◆ Task goal ◆
Write down the listing again exactly as it appears below, without its pictures.

#### Extracted data

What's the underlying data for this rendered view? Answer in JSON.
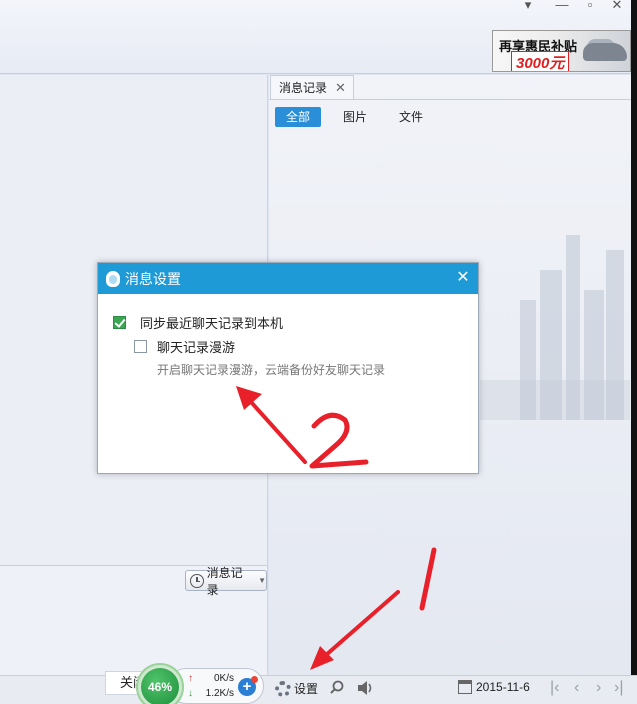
{
  "ad": {
    "line1": "再享惠民补贴",
    "line2": "3000元"
  },
  "log_panel": {
    "tab_label": "消息记录",
    "filters": [
      "全部",
      "图片",
      "文件"
    ]
  },
  "chat": {
    "msglog_button": "消息记录"
  },
  "bottom": {
    "close_label": "关闭",
    "speed_percent": "46%",
    "upload_speed": "0K/s",
    "download_speed": "1.2K/s",
    "settings_label": "设置",
    "date": "2015-11-6"
  },
  "dialog": {
    "title": "消息设置",
    "option_sync": "同步最近聊天记录到本机",
    "option_sync_checked": true,
    "option_roam": "聊天记录漫游",
    "option_roam_checked": false,
    "roam_hint": "开启聊天记录漫游，云端备份好友聊天记录"
  },
  "annotations": {
    "mark1": "1",
    "mark2": "2",
    "color": "#e8202a"
  }
}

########

◆ Exercise answer ◆
What's the underlying data for this rendered view? Answer in JSON.
{
  "ad": {
    "line1": "再享惠民补贴",
    "line2": "3000元"
  },
  "log_panel": {
    "tab_label": "消息记录",
    "filters": [
      "全部",
      "图片",
      "文件"
    ]
  },
  "chat": {
    "msglog_button": "消息记录"
  },
  "bottom": {
    "close_label": "关闭",
    "speed_percent": "46%",
    "upload_speed": "0K/s",
    "download_speed": "1.2K/s",
    "settings_label": "设置",
    "date": "2015-11-6"
  },
  "dialog": {
    "title": "消息设置",
    "option_sync": "同步最近聊天记录到本机",
    "option_sync_checked": true,
    "option_roam": "聊天记录漫游",
    "option_roam_checked": false,
    "roam_hint": "开启聊天记录漫游，云端备份好友聊天记录"
  },
  "annotations": {
    "mark1": "1",
    "mark2": "2",
    "color": "#e8202a"
  }
}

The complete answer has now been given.